The commission noted that Wagner did not receive a warning or a suspension without pay. The commission cited its civil service rules, which provide that suspensions are appropriate in situations involving misconduct. Minneapolis Civil Service Commission Rule 11.04 C. As the commission pointed out, Rule 11.04 E. states: "Discharge of an employee is appropriate for persistent substandard performance, gross or repeated misconduct, or severe initial misconduct." The record supports the commission finding that Wagner's conduct in May 1994 did not constitute gross or repeated conduct or severe initial conduct requiring discharge.
3. No rule prohibiting interaction with students.
The school district based its decision to discharge Wagner in part on a claim that he had violated Minneapolis Civil Service Rule 11.03 B.18, prohibiting violation of city ordinance or department rules, policies, or procedures. The commission correctly found that the school district had no rules governing staff interaction with students. Moreover, the school district admits that there are no such published rules or policies.
4. Failure to sanction other employees for similar conduct.
The record indicates that school staff knew that students went on the roof; another teacher paid students for helping him with tasks; and the same teacher once lost his temper, grabbed a student's arm and hauled him out of a classroom and into a hall. Those other staff members were not discharged, or even disciplined, for their conduct. The school district's failure to discipline other staff members for similar behavior weakens the school district's argument that Wagner's misconduct was "severe," and supports the commission's reduction in his sanction. See Laux, 527 N.W.2d at 162-64 (affirming modification of discharge based, in part, on the fact that the employer did not discharge other employees for similar conduct).
5. Consideration of unproven criminal accusations and prior criminal convictions.
The commission found that the school district considered Wagner's prior criminal convictions when deciding to discharge him. The evidence on this issue is disputed, but we need not address the parties' arguments, because we conclude the other four extenuating circumstances are sufficient as a matter of law to support the commission's reduction in Wagner's sanction.
[ ]* Retired judge of the Minnesota Court of Appeals, serving by appointment pursuant to Minn. Const. art.
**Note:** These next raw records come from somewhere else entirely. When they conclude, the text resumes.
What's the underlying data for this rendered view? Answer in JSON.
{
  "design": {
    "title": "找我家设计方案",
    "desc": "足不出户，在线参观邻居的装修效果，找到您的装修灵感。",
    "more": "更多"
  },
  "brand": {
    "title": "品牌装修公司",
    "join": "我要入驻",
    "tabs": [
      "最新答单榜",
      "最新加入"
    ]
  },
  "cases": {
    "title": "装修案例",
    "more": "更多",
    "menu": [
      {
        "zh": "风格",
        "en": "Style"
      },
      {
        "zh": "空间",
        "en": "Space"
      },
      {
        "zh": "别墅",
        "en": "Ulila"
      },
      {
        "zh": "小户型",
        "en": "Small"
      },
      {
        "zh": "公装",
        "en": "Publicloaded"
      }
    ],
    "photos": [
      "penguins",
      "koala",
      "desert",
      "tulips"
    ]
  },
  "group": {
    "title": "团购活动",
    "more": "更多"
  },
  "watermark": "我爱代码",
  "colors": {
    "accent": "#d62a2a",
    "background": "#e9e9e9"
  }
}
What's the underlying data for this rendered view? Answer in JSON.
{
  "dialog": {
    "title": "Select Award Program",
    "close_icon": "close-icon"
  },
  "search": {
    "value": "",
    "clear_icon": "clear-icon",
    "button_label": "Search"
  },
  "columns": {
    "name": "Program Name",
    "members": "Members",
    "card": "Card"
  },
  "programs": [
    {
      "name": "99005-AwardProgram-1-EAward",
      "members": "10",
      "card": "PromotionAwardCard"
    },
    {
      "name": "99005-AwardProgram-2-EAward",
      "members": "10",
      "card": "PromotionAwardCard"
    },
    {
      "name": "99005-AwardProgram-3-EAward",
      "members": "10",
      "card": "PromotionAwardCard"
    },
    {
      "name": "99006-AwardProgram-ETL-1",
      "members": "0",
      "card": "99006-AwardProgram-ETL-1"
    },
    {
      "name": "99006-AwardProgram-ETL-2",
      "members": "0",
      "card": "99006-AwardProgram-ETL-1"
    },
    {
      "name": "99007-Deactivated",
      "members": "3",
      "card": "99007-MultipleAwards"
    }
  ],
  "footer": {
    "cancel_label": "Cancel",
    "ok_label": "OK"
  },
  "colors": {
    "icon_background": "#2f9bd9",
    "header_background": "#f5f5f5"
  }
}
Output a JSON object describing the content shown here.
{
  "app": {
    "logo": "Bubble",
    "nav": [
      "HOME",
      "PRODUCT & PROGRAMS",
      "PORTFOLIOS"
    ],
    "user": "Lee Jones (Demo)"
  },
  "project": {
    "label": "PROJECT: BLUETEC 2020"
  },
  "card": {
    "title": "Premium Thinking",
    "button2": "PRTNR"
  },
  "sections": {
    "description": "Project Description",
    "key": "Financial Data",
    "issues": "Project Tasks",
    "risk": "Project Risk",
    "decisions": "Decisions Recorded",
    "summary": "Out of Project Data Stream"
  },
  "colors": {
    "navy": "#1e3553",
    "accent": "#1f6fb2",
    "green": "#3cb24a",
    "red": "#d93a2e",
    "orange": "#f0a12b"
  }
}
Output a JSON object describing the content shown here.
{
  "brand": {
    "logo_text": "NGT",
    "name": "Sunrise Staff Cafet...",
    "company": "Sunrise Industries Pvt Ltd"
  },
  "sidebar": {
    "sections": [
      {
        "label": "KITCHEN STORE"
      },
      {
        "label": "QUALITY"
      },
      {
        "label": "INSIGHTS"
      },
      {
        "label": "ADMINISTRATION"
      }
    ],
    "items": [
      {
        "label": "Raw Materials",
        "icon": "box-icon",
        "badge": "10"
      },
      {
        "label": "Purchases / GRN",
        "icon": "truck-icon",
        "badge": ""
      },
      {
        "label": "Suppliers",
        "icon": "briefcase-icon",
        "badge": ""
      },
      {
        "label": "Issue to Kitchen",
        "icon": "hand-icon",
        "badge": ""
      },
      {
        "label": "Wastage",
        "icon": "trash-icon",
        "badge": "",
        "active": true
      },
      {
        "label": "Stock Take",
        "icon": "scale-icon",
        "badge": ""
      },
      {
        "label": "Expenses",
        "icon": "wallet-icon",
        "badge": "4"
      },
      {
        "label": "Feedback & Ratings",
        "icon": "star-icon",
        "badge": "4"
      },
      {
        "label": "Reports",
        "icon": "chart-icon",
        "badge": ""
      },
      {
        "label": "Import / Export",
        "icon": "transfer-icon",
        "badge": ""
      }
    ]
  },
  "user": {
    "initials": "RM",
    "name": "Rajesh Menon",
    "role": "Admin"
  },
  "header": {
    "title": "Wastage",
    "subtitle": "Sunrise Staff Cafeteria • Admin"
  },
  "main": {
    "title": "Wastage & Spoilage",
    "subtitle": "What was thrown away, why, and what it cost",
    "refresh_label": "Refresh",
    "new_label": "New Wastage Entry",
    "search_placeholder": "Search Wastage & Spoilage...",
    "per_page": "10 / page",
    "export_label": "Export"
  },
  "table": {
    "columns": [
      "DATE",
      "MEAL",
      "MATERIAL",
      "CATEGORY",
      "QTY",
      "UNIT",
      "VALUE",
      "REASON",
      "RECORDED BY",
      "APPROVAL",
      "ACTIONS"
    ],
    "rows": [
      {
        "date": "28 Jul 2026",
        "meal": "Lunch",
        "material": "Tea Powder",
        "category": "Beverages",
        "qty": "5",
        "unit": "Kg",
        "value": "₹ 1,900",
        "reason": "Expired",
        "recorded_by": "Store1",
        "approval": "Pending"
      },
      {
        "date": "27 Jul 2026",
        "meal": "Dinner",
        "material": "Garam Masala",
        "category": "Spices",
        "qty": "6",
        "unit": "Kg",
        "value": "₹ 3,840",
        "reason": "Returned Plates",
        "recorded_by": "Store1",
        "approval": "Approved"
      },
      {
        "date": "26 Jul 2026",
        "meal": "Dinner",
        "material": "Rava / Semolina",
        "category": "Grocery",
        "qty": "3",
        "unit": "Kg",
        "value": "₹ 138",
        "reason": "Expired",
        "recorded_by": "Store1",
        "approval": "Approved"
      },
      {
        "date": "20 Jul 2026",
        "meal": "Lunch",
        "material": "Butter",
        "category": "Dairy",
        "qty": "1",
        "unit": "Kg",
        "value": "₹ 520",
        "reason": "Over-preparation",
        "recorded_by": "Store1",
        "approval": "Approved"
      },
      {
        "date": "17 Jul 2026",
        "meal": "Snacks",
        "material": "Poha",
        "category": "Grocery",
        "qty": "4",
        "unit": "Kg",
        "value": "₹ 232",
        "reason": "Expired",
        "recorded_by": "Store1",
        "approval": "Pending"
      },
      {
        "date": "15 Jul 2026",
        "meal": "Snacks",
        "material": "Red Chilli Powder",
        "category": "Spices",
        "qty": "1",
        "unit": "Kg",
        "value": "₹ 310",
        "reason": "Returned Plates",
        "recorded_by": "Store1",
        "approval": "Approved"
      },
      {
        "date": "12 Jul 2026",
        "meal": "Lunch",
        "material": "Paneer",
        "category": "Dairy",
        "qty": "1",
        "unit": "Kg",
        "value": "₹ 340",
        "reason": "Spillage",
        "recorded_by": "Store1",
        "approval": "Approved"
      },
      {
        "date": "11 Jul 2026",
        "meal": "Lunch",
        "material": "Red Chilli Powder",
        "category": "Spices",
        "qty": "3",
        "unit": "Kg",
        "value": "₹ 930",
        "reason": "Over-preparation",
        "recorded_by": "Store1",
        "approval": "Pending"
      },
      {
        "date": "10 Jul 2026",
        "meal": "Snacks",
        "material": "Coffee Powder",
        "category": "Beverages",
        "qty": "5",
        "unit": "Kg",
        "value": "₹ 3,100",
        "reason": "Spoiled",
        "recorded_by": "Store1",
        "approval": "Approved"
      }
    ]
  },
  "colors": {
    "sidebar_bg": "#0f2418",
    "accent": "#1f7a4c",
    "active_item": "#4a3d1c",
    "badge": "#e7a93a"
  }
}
VI, § 2.
[ ]1 Despite the police allegations and DNA testing, Wagner was never charged with committing the rapes.
[ ]2 The school district did not cite the twirling incident in the gym as a reason for the discharge.